Now here’s the reality… (and hopefully not yours)… Since I can remember, I’ve been told “be your own person”, “think outside the box”, “broaden your horizons”. Stick kids in a sandpit, they’ll eat the sand. Give them paint, they’ll cover their hands with it and customise your living room. Offer them beans on toast- it’ll find its way on the floor. Secondary school was different. If school was a jungle, I was a nest waiting to be trampled on. One thing to learn from school is to not be your own person until you’re strong enough to deal with the consequences. Don’t show any individuality. Follow the crowd and you might survive. Or you might be chiselled down into a little gnome version of yourself.
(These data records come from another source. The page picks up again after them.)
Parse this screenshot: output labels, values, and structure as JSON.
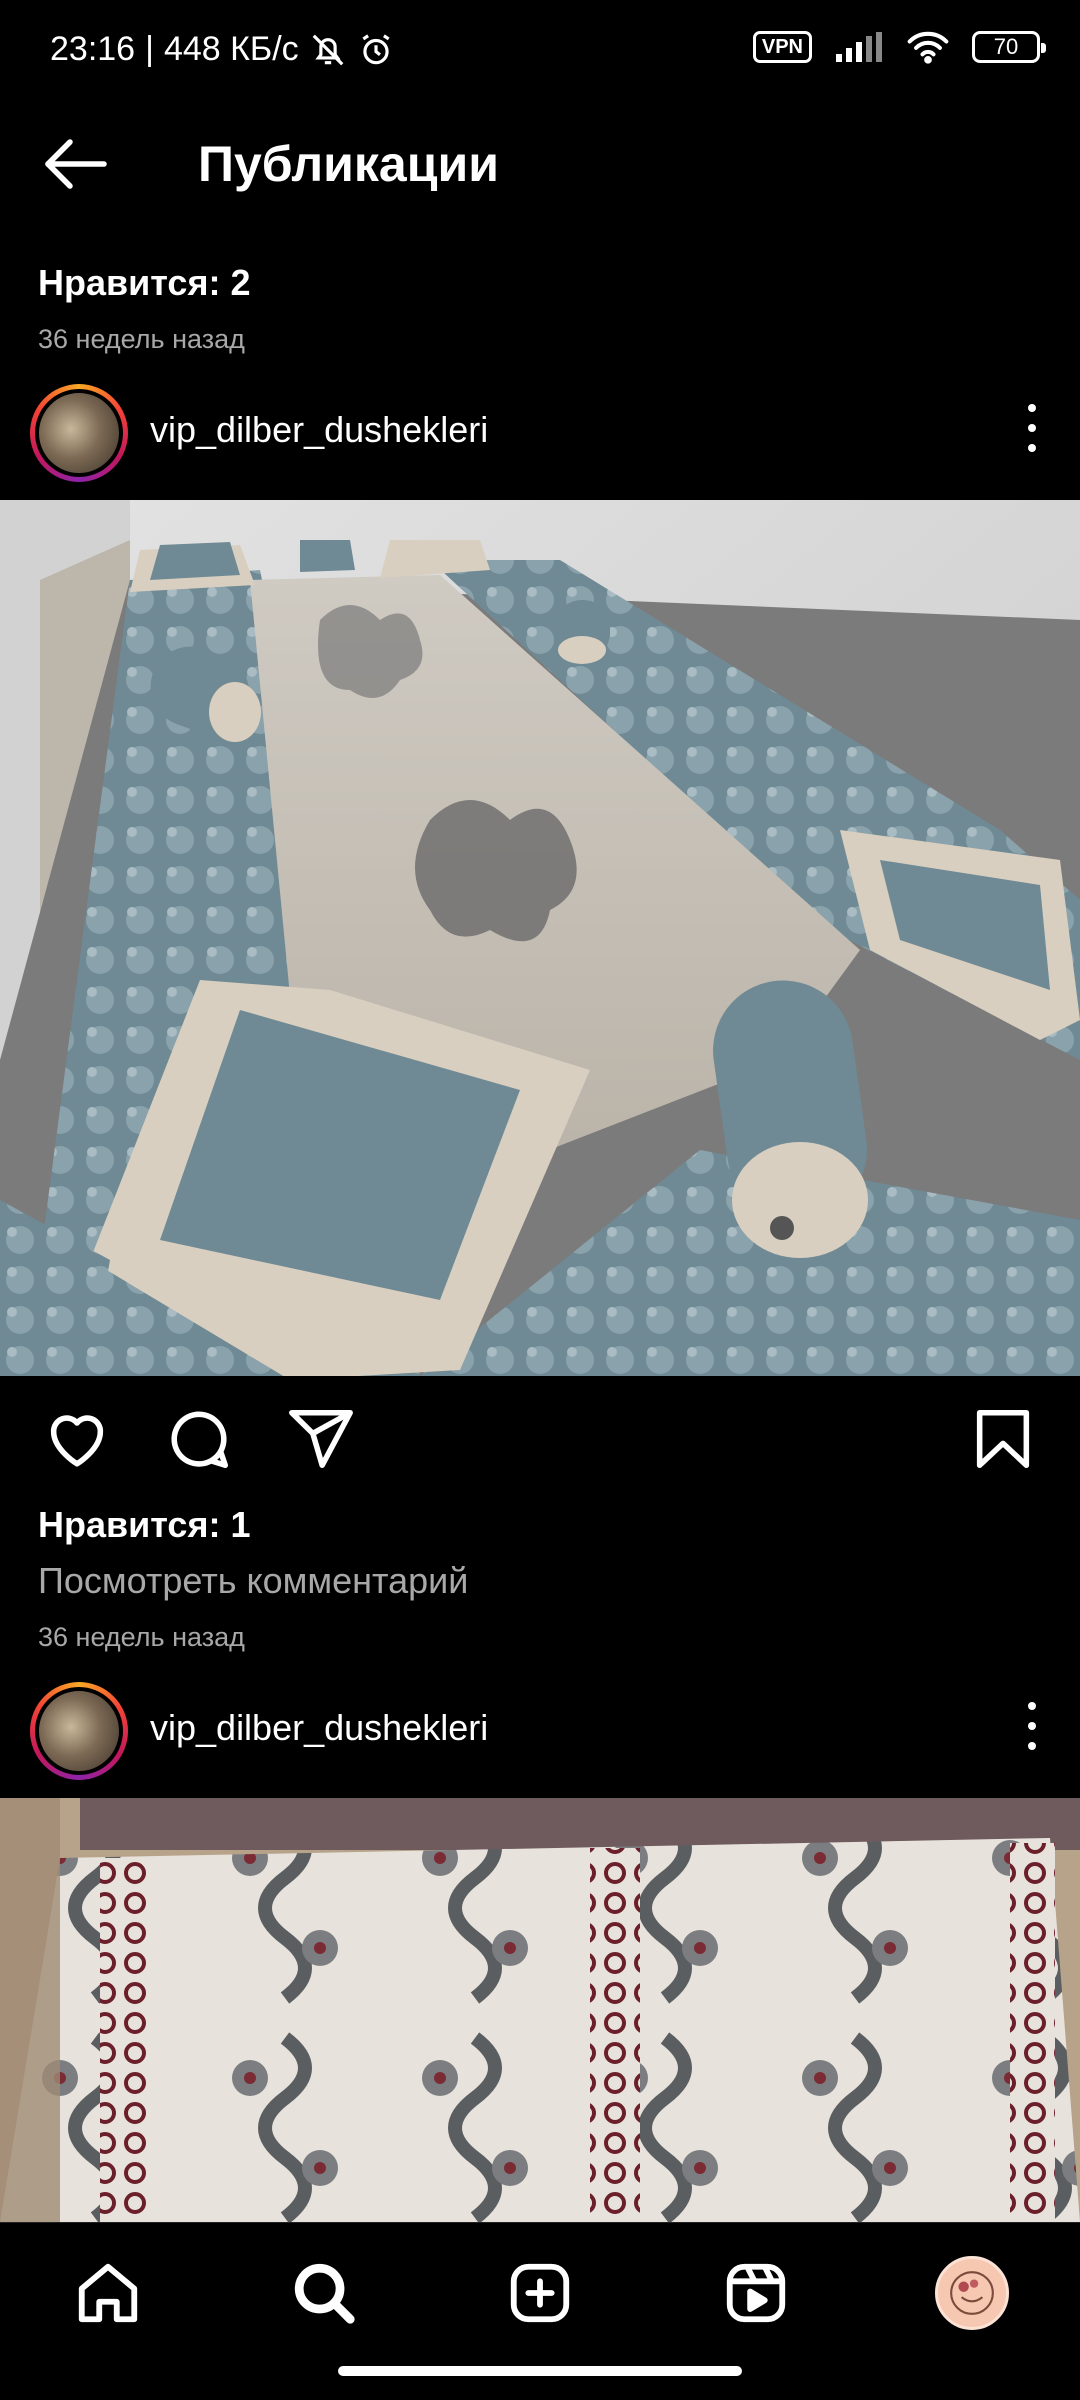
{
  "status_bar": {
    "time": "23:16",
    "speed": "448 КБ/с",
    "vpn": "VPN",
    "battery": "70",
    "icons": [
      "mute-icon",
      "alarm-icon",
      "signal-icon",
      "wifi-icon",
      "battery-icon"
    ]
  },
  "header": {
    "title": "Публикации",
    "back_icon": "arrow-left-icon"
  },
  "top_meta": {
    "likes": "Нравится: 2",
    "time_ago": "36 недель назад"
  },
  "posts": [
    {
      "username": "vip_dilber_dushekleri",
      "image_desc": "floor-mattress-set",
      "actions": [
        "heart-icon",
        "comment-icon",
        "share-icon",
        "bookmark-icon"
      ],
      "likes": "Нравится: 1",
      "view_comments": "Посмотреть комментарий",
      "time_ago": "36 недель назад"
    },
    {
      "username": "vip_dilber_dushekleri",
      "image_desc": "patterned-fabric-roll"
    }
  ],
  "bottom_nav": {
    "items": [
      "home-icon",
      "search-icon",
      "add-post-icon",
      "reels-icon",
      "profile-avatar"
    ]
  },
  "colors": {
    "background": "#000000",
    "text": "#ffffff",
    "secondary_text": "#a8a8a8",
    "fabric_blue": "#6f8a94",
    "fabric_beige": "#d9d0c2"
  }
}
This, sadly, is the truth about life before sixteen. At college, I guess this is when you start to find your feet again. Making it through high school should hopefully leave you with an impenetrable shell of focus and determination. Towards the end of school, I was lucky to become friends with someone who had been there all along, hidden away in the background, who ultimately became the one person in the world who ever fully embraced me for being myself. The only person who got me completely. Who laughed when I ordered coffee in the pub or patiently read my latest attempt at writing an erotic novel. Who didn’t blink an eye when I announced I was learning Chinese or Swahili. After that, back in 2011, I stepped foot in college for the first time and realised that actually, I’d been right all along. College was a place where free thinking was encouraged. It proved that some people are outstanding whilst some are not. The new friends I made had open minds, confidence and an awareness of the world beyond their bus stop. These people will ultimately become politicians, doctors, lawyers. A friend called Anees was determined to become the first Muslim Prime Minister and I was sure he would make it one day. The others I’d left behind- well not all of them- were contented with doing nothing. Wondering the streets, their lives halted before take-off. Whilst many are interesting people, mixing in circles that stretch their minds, challenge them and inspire them, some still can’t step beyond the boundary of their own streets, their minds imprisoned in their next weekend piss-up or a strict soap opera schedule. I like to think that this is not me, but in that environment, that dungeon of the small-minded, my individuality is deemed venomous, a red coloured poison dispersed in water. Why does this exist? Because the world represses the individual; difference threatens familiarity. This ultimately will lead to a society no different to North Korea. Millions of little puppets hopping around like a human propaganda machine. We might as well start rehearsing for the opening show. If you’re still with me, I applaud you… Now, it is you who I wish to address. You are actually the ‘weirdos’ I’m talking about. You’re the little gnome. The red juice diluted in a glass of still water. You’re still reading because you see something of yourself here. But you, reader; you are that little shiny earring lost for so long. Concealed, beaten down into the ground amongst stale biscuit crumbs, rotten toenail-pickings and air-polluting dust. The one thing I would like to tell you is: THINK the first thought that comes to you, because that comes from the heart. That thought that comes to your head before you censor it, change its flavour to suit the taste of society, you think that because it is important. If my readers hold on to their own beliefs, thoughts and opinions, and don’t edit them, I know the world will be a better place. ▄ * * * This blog is written in support of Saudi Arabian blogger Raif Badawi, who received the first 50 of 1,000 lashes on Friday. His punishment, including ten years imprisonment and a fine of 1 million Saudi riyals, has been condemned by the rest of the world, yet his country has remained silent.